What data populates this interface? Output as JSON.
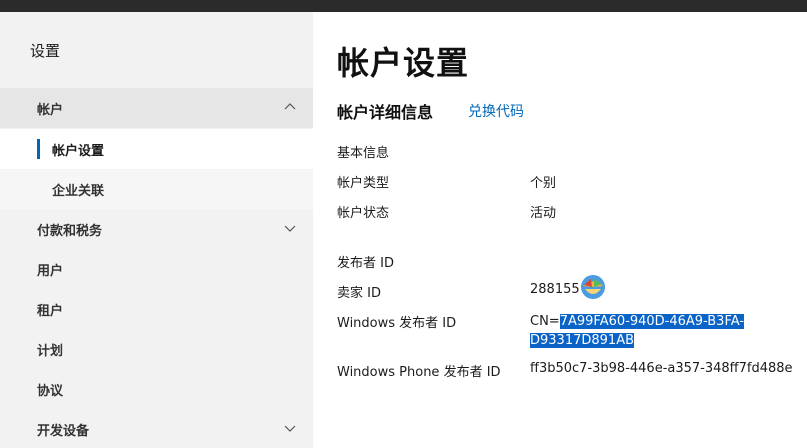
{
  "sidebar": {
    "title": "设置",
    "items": [
      {
        "label": "帐户"
      },
      {
        "label": "帐户设置"
      },
      {
        "label": "企业关联"
      },
      {
        "label": "付款和税务"
      },
      {
        "label": "用户"
      },
      {
        "label": "租户"
      },
      {
        "label": "计划"
      },
      {
        "label": "协议"
      },
      {
        "label": "开发设备"
      }
    ]
  },
  "main": {
    "title": "帐户设置",
    "section_title": "帐户详细信息",
    "redeem_link": "兑换代码",
    "basic_info": "基本信息",
    "account_type_label": "帐户类型",
    "account_type_value": "个别",
    "account_status_label": "帐户状态",
    "account_status_value": "活动",
    "publisher_id_heading": "发布者 ID",
    "seller_id_label": "卖家 ID",
    "seller_id_value": "288155",
    "windows_publisher_label": "Windows 发布者 ID",
    "windows_publisher_prefix": "CN=",
    "windows_publisher_line1": "7A99FA60-940D-46A9-B3FA-",
    "windows_publisher_line2": "D93317D891AB",
    "phone_publisher_label": "Windows Phone 发布者 ID",
    "phone_publisher_value": "ff3b50c7-3b98-446e-a357-348ff7fd488e"
  },
  "colors": {
    "accent": "#0067b8",
    "selection": "#0a64c8",
    "sidebar_bg": "#f2f2f2"
  }
}
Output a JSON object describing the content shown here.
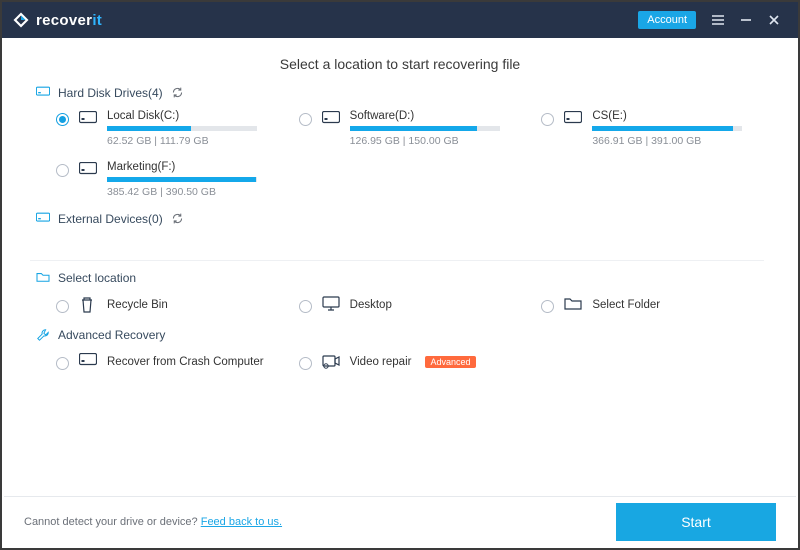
{
  "brand": {
    "name_a": "recover",
    "name_b": "it"
  },
  "titlebar": {
    "account": "Account"
  },
  "page_title": "Select a location to start recovering file",
  "sections": {
    "drives": {
      "label": "Hard Disk Drives(4)"
    },
    "external": {
      "label": "External Devices(0)"
    },
    "select": {
      "label": "Select location"
    },
    "advanced": {
      "label": "Advanced Recovery"
    }
  },
  "drives": [
    {
      "label": "Local Disk(C:)",
      "used": 62.52,
      "total": 111.79,
      "cap": "62.52  GB | 111.79  GB",
      "selected": true,
      "pct": 56
    },
    {
      "label": "Software(D:)",
      "used": 126.95,
      "total": 150.0,
      "cap": "126.95  GB | 150.00  GB",
      "selected": false,
      "pct": 85
    },
    {
      "label": "CS(E:)",
      "used": 366.91,
      "total": 391.0,
      "cap": "366.91  GB | 391.00  GB",
      "selected": false,
      "pct": 94
    },
    {
      "label": "Marketing(F:)",
      "used": 385.42,
      "total": 390.5,
      "cap": "385.42  GB | 390.50  GB",
      "selected": false,
      "pct": 99
    }
  ],
  "locations": [
    {
      "label": "Recycle Bin",
      "icon": "trash"
    },
    {
      "label": "Desktop",
      "icon": "desktop"
    },
    {
      "label": "Select Folder",
      "icon": "folder"
    }
  ],
  "advanced": [
    {
      "label": "Recover from Crash Computer",
      "icon": "drive",
      "badge": ""
    },
    {
      "label": "Video repair",
      "icon": "video",
      "badge": "Advanced"
    }
  ],
  "footer": {
    "text": "Cannot detect your drive or device? ",
    "link": "Feed back to us.",
    "start": "Start"
  }
}
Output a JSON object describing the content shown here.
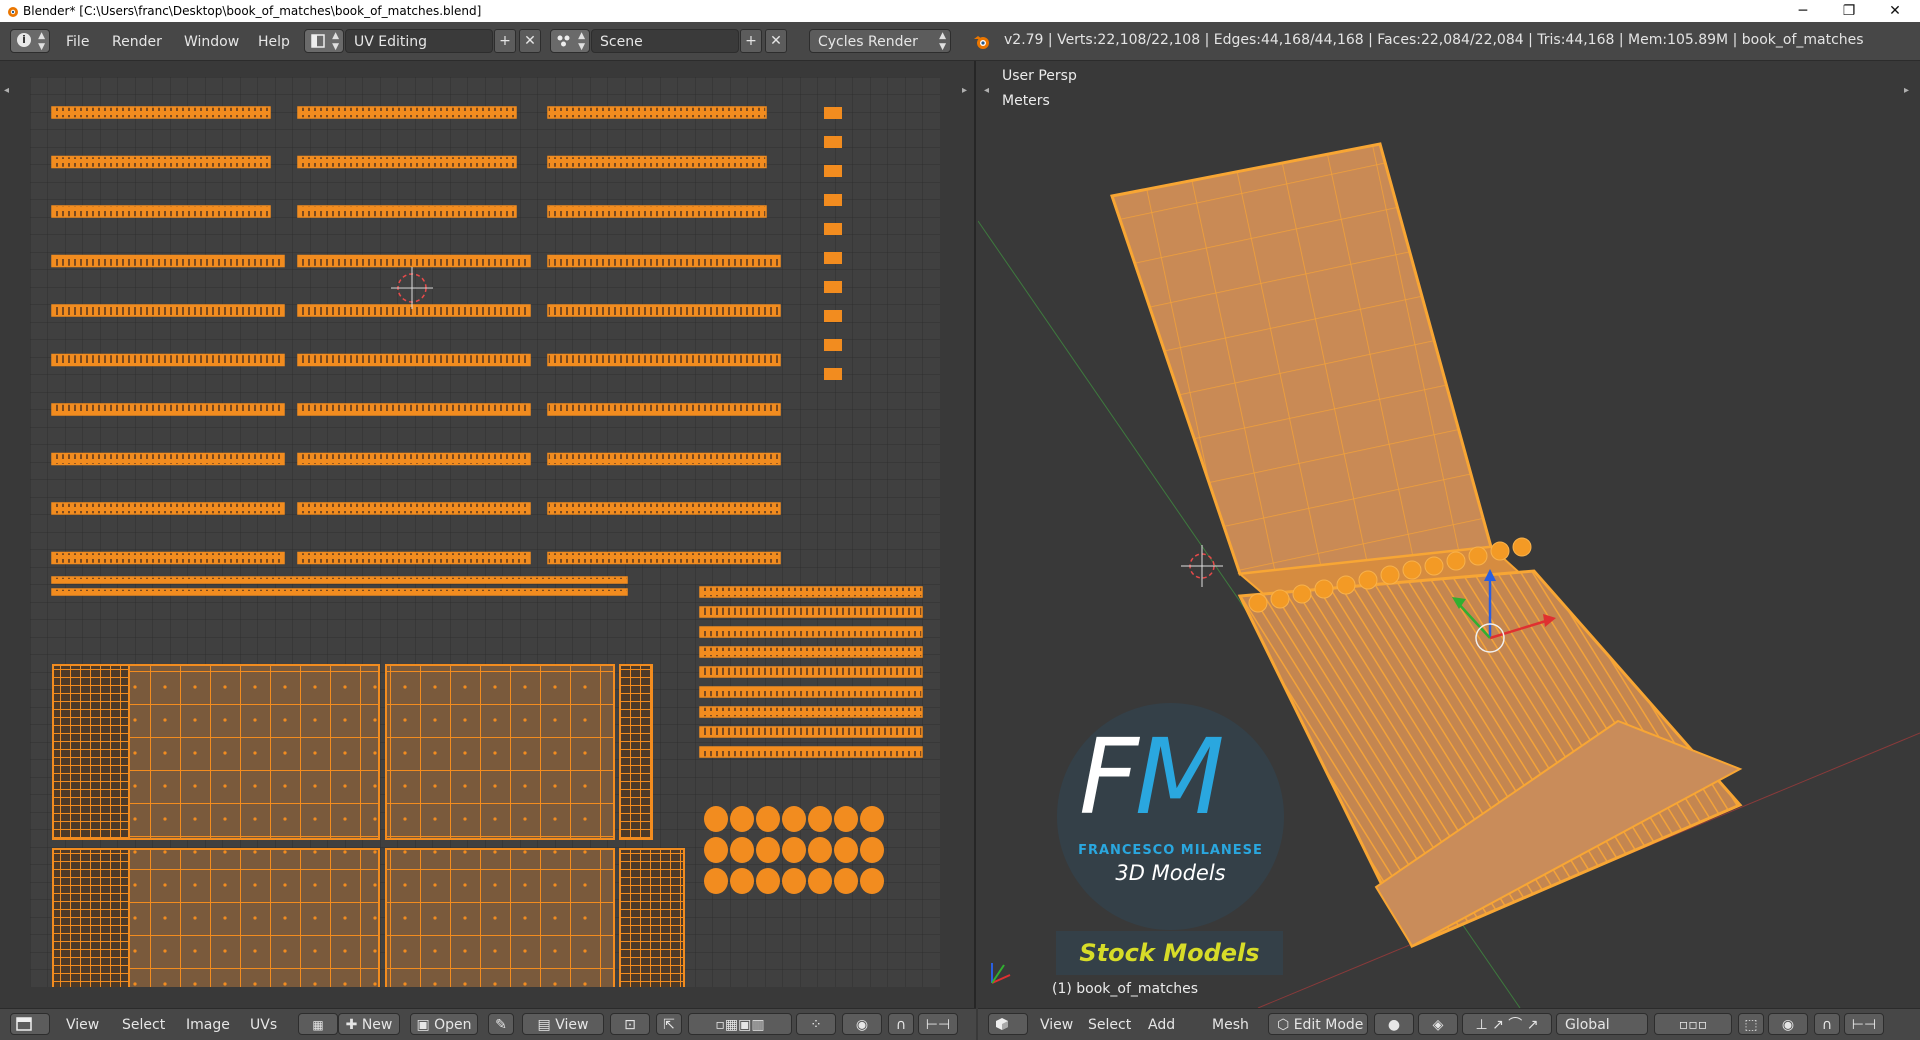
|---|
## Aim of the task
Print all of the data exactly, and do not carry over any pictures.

## Answer box
What data populates this interface? Output as JSON.
{
  "sidebar": {
    "title": "设置",
    "items": [
      {
        "label": "帐户"
      },
      {
        "label": "帐户设置"
      },
      {
        "label": "企业关联"
      },
      {
        "label": "付款和税务"
      },
      {
        "label": "用户"
      },
      {
        "label": "租户"
      },
      {
        "label": "计划"
      },
      {
        "label": "协议"
      },
      {
        "label": "开发设备"
      }
    ]
  },
  "main": {
    "title": "帐户设置",
    "section_title": "帐户详细信息",
    "redeem_link": "兑换代码",
    "basic_info": "基本信息",
    "account_type_label": "帐户类型",
    "account_type_value": "个别",
    "account_status_label": "帐户状态",
    "account_status_value": "活动",
    "publisher_id_heading": "发布者 ID",
    "seller_id_label": "卖家 ID",
    "seller_id_value": "288155",
    "windows_publisher_label": "Windows 发布者 ID",
    "windows_publisher_prefix": "CN=",
    "windows_publisher_line1": "7A99FA60-940D-46A9-B3FA-",
    "windows_publisher_line2": "D93317D891AB",
    "phone_publisher_label": "Windows Phone 发布者 ID",
    "phone_publisher_value": "ff3b50c7-3b98-446e-a357-348ff7fd488e"
  },
  "colors": {
    "accent": "#0067b8",
    "selection": "#0a64c8",
    "sidebar_bg": "#f2f2f2"
  }
}
Output a JSON object describing the content shown here.
{
  "brand": {
    "name_a": "recover",
    "name_b": "it"
  },
  "titlebar": {
    "account": "Account"
  },
  "page_title": "Select a location to start recovering file",
  "sections": {
    "drives": {
      "label": "Hard Disk Drives(4)"
    },
    "external": {
      "label": "External Devices(0)"
    },
    "select": {
      "label": "Select location"
    },
    "advanced": {
      "label": "Advanced Recovery"
    }
  },
  "drives": [
    {
      "label": "Local Disk(C:)",
      "used": 62.52,
      "total": 111.79,
      "cap": "62.52  GB | 111.79  GB",
      "selected": true,
      "pct": 56
    },
    {
      "label": "Software(D:)",
      "used": 126.95,
      "total": 150.0,
      "cap": "126.95  GB | 150.00  GB",
      "selected": false,
      "pct": 85
    },
    {
      "label": "CS(E:)",
      "used": 366.91,
      "total": 391.0,
      "cap": "366.91  GB | 391.00  GB",
      "selected": false,
      "pct": 94
    },
    {
      "label": "Marketing(F:)",
      "used": 385.42,
      "total": 390.5,
      "cap": "385.42  GB | 390.50  GB",
      "selected": false,
      "pct": 99
    }
  ],
  "locations": [
    {
      "label": "Recycle Bin",
      "icon": "trash"
    },
    {
      "label": "Desktop",
      "icon": "desktop"
    },
    {
      "label": "Select Folder",
      "icon": "folder"
    }
  ],
  "advanced": [
    {
      "label": "Recover from Crash Computer",
      "icon": "drive",
      "badge": ""
    },
    {
      "label": "Video repair",
      "icon": "video",
      "badge": "Advanced"
    }
  ],
  "footer": {
    "text": "Cannot detect your drive or device? ",
    "link": "Feed back to us.",
    "start": "Start"
  }
}
Output a JSON object describing the content shown here.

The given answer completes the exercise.